▶ _Problem_
Give back the records that follow exactly, images excluded.

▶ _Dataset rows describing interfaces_

● ● ● ● ● ● ●

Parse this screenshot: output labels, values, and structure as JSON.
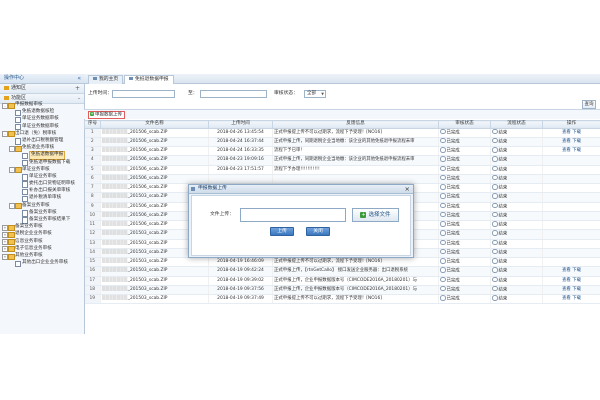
{
  "sidebar": {
    "title": "操作中心",
    "collapse_glyph": "«",
    "sections": [
      {
        "label": "通知区",
        "toggle": "+"
      },
      {
        "label": "功能区",
        "toggle": "-"
      }
    ],
    "tree": [
      {
        "label": "申报数据审核",
        "level": 0,
        "type": "folder",
        "toggle": "-"
      },
      {
        "label": "免抵退数据核检",
        "level": 1,
        "type": "page"
      },
      {
        "label": "单证业务数据审核",
        "level": 1,
        "type": "page"
      },
      {
        "label": "单证业务数据审核",
        "level": 1,
        "type": "page"
      },
      {
        "label": "出口退（免）税审核",
        "level": 0,
        "type": "folder",
        "toggle": "-"
      },
      {
        "label": "退补出口税税额管理",
        "level": 1,
        "type": "page"
      },
      {
        "label": "免抵退业务审核",
        "level": 1,
        "type": "folder",
        "toggle": "-"
      },
      {
        "label": "免抵退数据申报",
        "level": 2,
        "type": "page",
        "selected": true
      },
      {
        "label": "免抵退申报数据下载",
        "level": 2,
        "type": "page"
      },
      {
        "label": "单证业务审核",
        "level": 1,
        "type": "folder",
        "toggle": "-"
      },
      {
        "label": "单证业务审核",
        "level": 2,
        "type": "page"
      },
      {
        "label": "委托出口货物证明审核",
        "level": 2,
        "type": "page"
      },
      {
        "label": "补办出口报关单审核",
        "level": 2,
        "type": "page"
      },
      {
        "label": "退补税清单审核",
        "level": 2,
        "type": "page"
      },
      {
        "label": "备案业务审核",
        "level": 1,
        "type": "folder",
        "toggle": "-"
      },
      {
        "label": "备案业务审核",
        "level": 2,
        "type": "page"
      },
      {
        "label": "备案业务审核结果下",
        "level": 2,
        "type": "page"
      },
      {
        "label": "备案业务审核",
        "level": 0,
        "type": "folder",
        "toggle": "+"
      },
      {
        "label": "退税企业业务审核",
        "level": 0,
        "type": "folder",
        "toggle": "+"
      },
      {
        "label": "信息业务审核",
        "level": 0,
        "type": "folder",
        "toggle": "+"
      },
      {
        "label": "电子信息业务审核",
        "level": 0,
        "type": "folder",
        "toggle": "+"
      },
      {
        "label": "其他业务审核",
        "level": 0,
        "type": "folder",
        "toggle": "+"
      },
      {
        "label": "其他出口企业业务审核",
        "level": 1,
        "type": "page"
      }
    ]
  },
  "tabs": [
    {
      "label": "我的主页",
      "active": false
    },
    {
      "label": "免抵退数据申报",
      "active": true
    }
  ],
  "filter": {
    "upload_time_label": "上传时间：",
    "to_label": "至：",
    "status_label": "审核状态：",
    "status_value": "全部",
    "query_label": "查询"
  },
  "toolbar": {
    "upload_label": "申报数据上传",
    "upload_glyph": "+"
  },
  "table": {
    "columns": [
      "序号",
      "文件名称",
      "上传时间",
      "反馈信息",
      "审核状态",
      "流程状态",
      "操作"
    ],
    "rows": [
      {
        "no": "1",
        "name": "_201506_scab.ZIP",
        "time": "2018-04-26 13:45:54",
        "msg": "正式申报提上传不可以过期求，流程下予受理！[NO16]",
        "audit": "已完成",
        "flow": "结束",
        "ops": "查看  下载"
      },
      {
        "no": "2",
        "name": "_201506_scab.ZIP",
        "time": "2018-04-24 16:37:44",
        "msg": "正式申报上传，同期退税企业当地缴：该企业的其他免抵退申报流程未审",
        "audit": "已完成",
        "flow": "结束",
        "ops": "查看  下载"
      },
      {
        "no": "3",
        "name": "_201506_scab.ZIP",
        "time": "2018-04-24 16:33:35",
        "msg": "流程下予已审！",
        "audit": "已完成",
        "flow": "结束",
        "ops": "查看  下载"
      },
      {
        "no": "4",
        "name": "_201506_scab.ZIP",
        "time": "2018-04-23 19:09:16",
        "msg": "正式申报上传，同期退税企业当地缴：该企业的其他免抵退申报流程未审",
        "audit": "已完成",
        "flow": "结束",
        "ops": ""
      },
      {
        "no": "5",
        "name": "_201506_scab.ZIP",
        "time": "2018-04-23 17:51:57",
        "msg": "流程下予办理!!!!!!!!!!!",
        "audit": "已完成",
        "flow": "结束",
        "ops": ""
      },
      {
        "no": "6",
        "name": "_201506_scab.ZIP",
        "time": "",
        "msg": "",
        "audit": "已完成",
        "flow": "结束",
        "ops": ""
      },
      {
        "no": "7",
        "name": "_201506_scab.ZIP",
        "time": "",
        "msg": "",
        "audit": "已完成",
        "flow": "结束",
        "ops": ""
      },
      {
        "no": "8",
        "name": "_201503_scab.ZIP",
        "time": "",
        "msg": "",
        "audit": "已完成",
        "flow": "结束",
        "ops": ""
      },
      {
        "no": "9",
        "name": "_201506_scab.ZIP",
        "time": "",
        "msg": "",
        "audit": "已完成",
        "flow": "结束",
        "ops": ""
      },
      {
        "no": "10",
        "name": "_201506_scab.ZIP",
        "time": "",
        "msg": "",
        "audit": "已完成",
        "flow": "结束",
        "ops": ""
      },
      {
        "no": "11",
        "name": "_201506_scab.ZIP",
        "time": "",
        "msg": "",
        "audit": "已完成",
        "flow": "结束",
        "ops": ""
      },
      {
        "no": "12",
        "name": "_201503_scab.ZIP",
        "time": "",
        "msg": "",
        "audit": "已完成",
        "flow": "结束",
        "ops": ""
      },
      {
        "no": "13",
        "name": "_201503_scab.ZIP",
        "time": "",
        "msg": "",
        "audit": "已完成",
        "flow": "结束",
        "ops": ""
      },
      {
        "no": "14",
        "name": "_201503_scab.ZIP",
        "time": "",
        "msg": "",
        "audit": "已完成",
        "flow": "结束",
        "ops": ""
      },
      {
        "no": "15",
        "name": "_201503_scab.ZIP",
        "time": "2018-04-19 16:46:09",
        "msg": "正式申报提上传不可以过期求，流程下予受理！[NO16]",
        "audit": "已完成",
        "flow": "结束",
        "ops": ""
      },
      {
        "no": "16",
        "name": "_201503_scab.ZIP",
        "time": "2018-04-19 09:42:24",
        "msg": "正式申报上传，【rtnGetCallo】 接口发送企业服务器：出口退税系统",
        "audit": "已完成",
        "flow": "结束",
        "ops": "查看  下载"
      },
      {
        "no": "17",
        "name": "_201503_scab.ZIP",
        "time": "2018-04-19 09:39:02",
        "msg": "正式申报上传，企业申报数据版本号（CIMCODE2016A_20180201）与",
        "audit": "已完成",
        "flow": "结束",
        "ops": "查看  下载"
      },
      {
        "no": "18",
        "name": "_201503_scab.ZIP",
        "time": "2018-04-19 09:37:56",
        "msg": "正式申报上传，企业申报数据版本号（CIMCODE2016A_20180201）与",
        "audit": "已完成",
        "flow": "结束",
        "ops": "查看  下载"
      },
      {
        "no": "19",
        "name": "_201503_scab.ZIP",
        "time": "2018-04-19 09:37:49",
        "msg": "正式申报提上传不可以过期求，流程下予受理！[NO16]",
        "audit": "已完成",
        "flow": "结束",
        "ops": "查看  下载"
      }
    ]
  },
  "dialog": {
    "title": "申报数据上传",
    "close_glyph": "×",
    "file_label": "文件上传：",
    "file_value": "",
    "choose_label": "选择文件",
    "choose_glyph": "+",
    "upload_btn": "上传",
    "close_btn": "关闭"
  }
}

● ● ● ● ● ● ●

▶ _Expected answer_
Parse this screenshot: output labels, values, and structure as JSON.
{
  "sidebar": {
    "title": "操作中心",
    "collapse_glyph": "«",
    "sections": [
      {
        "label": "通知区",
        "toggle": "+"
      },
      {
        "label": "功能区",
        "toggle": "-"
      }
    ],
    "tree": [
      {
        "label": "申报数据审核",
        "level": 0,
        "type": "folder",
        "toggle": "-"
      },
      {
        "label": "免抵退数据核检",
        "level": 1,
        "type": "page"
      },
      {
        "label": "单证业务数据审核",
        "level": 1,
        "type": "page"
      },
      {
        "label": "单证业务数据审核",
        "level": 1,
        "type": "page"
      },
      {
        "label": "出口退（免）税审核",
        "level": 0,
        "type": "folder",
        "toggle": "-"
      },
      {
        "label": "退补出口税税额管理",
        "level": 1,
        "type": "page"
      },
      {
        "label": "免抵退业务审核",
        "level": 1,
        "type": "folder",
        "toggle": "-"
      },
      {
        "label": "免抵退数据申报",
        "level": 2,
        "type": "page",
        "selected": true
      },
      {
        "label": "免抵退申报数据下载",
        "level": 2,
        "type": "page"
      },
      {
        "label": "单证业务审核",
        "level": 1,
        "type": "folder",
        "toggle": "-"
      },
      {
        "label": "单证业务审核",
        "level": 2,
        "type": "page"
      },
      {
        "label": "委托出口货物证明审核",
        "level": 2,
        "type": "page"
      },
      {
        "label": "补办出口报关单审核",
        "level": 2,
        "type": "page"
      },
      {
        "label": "退补税清单审核",
        "level": 2,
        "type": "page"
      },
      {
        "label": "备案业务审核",
        "level": 1,
        "type": "folder",
        "toggle": "-"
      },
      {
        "label": "备案业务审核",
        "level": 2,
        "type": "page"
      },
      {
        "label": "备案业务审核结果下",
        "level": 2,
        "type": "page"
      },
      {
        "label": "备案业务审核",
        "level": 0,
        "type": "folder",
        "toggle": "+"
      },
      {
        "label": "退税企业业务审核",
        "level": 0,
        "type": "folder",
        "toggle": "+"
      },
      {
        "label": "信息业务审核",
        "level": 0,
        "type": "folder",
        "toggle": "+"
      },
      {
        "label": "电子信息业务审核",
        "level": 0,
        "type": "folder",
        "toggle": "+"
      },
      {
        "label": "其他业务审核",
        "level": 0,
        "type": "folder",
        "toggle": "+"
      },
      {
        "label": "其他出口企业业务审核",
        "level": 1,
        "type": "page"
      }
    ]
  },
  "tabs": [
    {
      "label": "我的主页",
      "active": false
    },
    {
      "label": "免抵退数据申报",
      "active": true
    }
  ],
  "filter": {
    "upload_time_label": "上传时间：",
    "to_label": "至：",
    "status_label": "审核状态：",
    "status_value": "全部",
    "query_label": "查询"
  },
  "toolbar": {
    "upload_label": "申报数据上传",
    "upload_glyph": "+"
  },
  "table": {
    "columns": [
      "序号",
      "文件名称",
      "上传时间",
      "反馈信息",
      "审核状态",
      "流程状态",
      "操作"
    ],
    "rows": [
      {
        "no": "1",
        "name": "_201506_scab.ZIP",
        "time": "2018-04-26 13:45:54",
        "msg": "正式申报提上传不可以过期求，流程下予受理！[NO16]",
        "audit": "已完成",
        "flow": "结束",
        "ops": "查看  下载"
      },
      {
        "no": "2",
        "name": "_201506_scab.ZIP",
        "time": "2018-04-24 16:37:44",
        "msg": "正式申报上传，同期退税企业当地缴：该企业的其他免抵退申报流程未审",
        "audit": "已完成",
        "flow": "结束",
        "ops": "查看  下载"
      },
      {
        "no": "3",
        "name": "_201506_scab.ZIP",
        "time": "2018-04-24 16:33:35",
        "msg": "流程下予已审！",
        "audit": "已完成",
        "flow": "结束",
        "ops": "查看  下载"
      },
      {
        "no": "4",
        "name": "_201506_scab.ZIP",
        "time": "2018-04-23 19:09:16",
        "msg": "正式申报上传，同期退税企业当地缴：该企业的其他免抵退申报流程未审",
        "audit": "已完成",
        "flow": "结束",
        "ops": ""
      },
      {
        "no": "5",
        "name": "_201506_scab.ZIP",
        "time": "2018-04-23 17:51:57",
        "msg": "流程下予办理!!!!!!!!!!!",
        "audit": "已完成",
        "flow": "结束",
        "ops": ""
      },
      {
        "no": "6",
        "name": "_201506_scab.ZIP",
        "time": "",
        "msg": "",
        "audit": "已完成",
        "flow": "结束",
        "ops": ""
      },
      {
        "no": "7",
        "name": "_201506_scab.ZIP",
        "time": "",
        "msg": "",
        "audit": "已完成",
        "flow": "结束",
        "ops": ""
      },
      {
        "no": "8",
        "name": "_201503_scab.ZIP",
        "time": "",
        "msg": "",
        "audit": "已完成",
        "flow": "结束",
        "ops": ""
      },
      {
        "no": "9",
        "name": "_201506_scab.ZIP",
        "time": "",
        "msg": "",
        "audit": "已完成",
        "flow": "结束",
        "ops": ""
      },
      {
        "no": "10",
        "name": "_201506_scab.ZIP",
        "time": "",
        "msg": "",
        "audit": "已完成",
        "flow": "结束",
        "ops": ""
      },
      {
        "no": "11",
        "name": "_201506_scab.ZIP",
        "time": "",
        "msg": "",
        "audit": "已完成",
        "flow": "结束",
        "ops": ""
      },
      {
        "no": "12",
        "name": "_201503_scab.ZIP",
        "time": "",
        "msg": "",
        "audit": "已完成",
        "flow": "结束",
        "ops": ""
      },
      {
        "no": "13",
        "name": "_201503_scab.ZIP",
        "time": "",
        "msg": "",
        "audit": "已完成",
        "flow": "结束",
        "ops": ""
      },
      {
        "no": "14",
        "name": "_201503_scab.ZIP",
        "time": "",
        "msg": "",
        "audit": "已完成",
        "flow": "结束",
        "ops": ""
      },
      {
        "no": "15",
        "name": "_201503_scab.ZIP",
        "time": "2018-04-19 16:46:09",
        "msg": "正式申报提上传不可以过期求，流程下予受理！[NO16]",
        "audit": "已完成",
        "flow": "结束",
        "ops": ""
      },
      {
        "no": "16",
        "name": "_201503_scab.ZIP",
        "time": "2018-04-19 09:42:24",
        "msg": "正式申报上传，【rtnGetCallo】 接口发送企业服务器：出口退税系统",
        "audit": "已完成",
        "flow": "结束",
        "ops": "查看  下载"
      },
      {
        "no": "17",
        "name": "_201503_scab.ZIP",
        "time": "2018-04-19 09:39:02",
        "msg": "正式申报上传，企业申报数据版本号（CIMCODE2016A_20180201）与",
        "audit": "已完成",
        "flow": "结束",
        "ops": "查看  下载"
      },
      {
        "no": "18",
        "name": "_201503_scab.ZIP",
        "time": "2018-04-19 09:37:56",
        "msg": "正式申报上传，企业申报数据版本号（CIMCODE2016A_20180201）与",
        "audit": "已完成",
        "flow": "结束",
        "ops": "查看  下载"
      },
      {
        "no": "19",
        "name": "_201503_scab.ZIP",
        "time": "2018-04-19 09:37:49",
        "msg": "正式申报提上传不可以过期求，流程下予受理！[NO16]",
        "audit": "已完成",
        "flow": "结束",
        "ops": "查看  下载"
      }
    ]
  },
  "dialog": {
    "title": "申报数据上传",
    "close_glyph": "×",
    "file_label": "文件上传：",
    "file_value": "",
    "choose_label": "选择文件",
    "choose_glyph": "+",
    "upload_btn": "上传",
    "close_btn": "关闭"
  }
}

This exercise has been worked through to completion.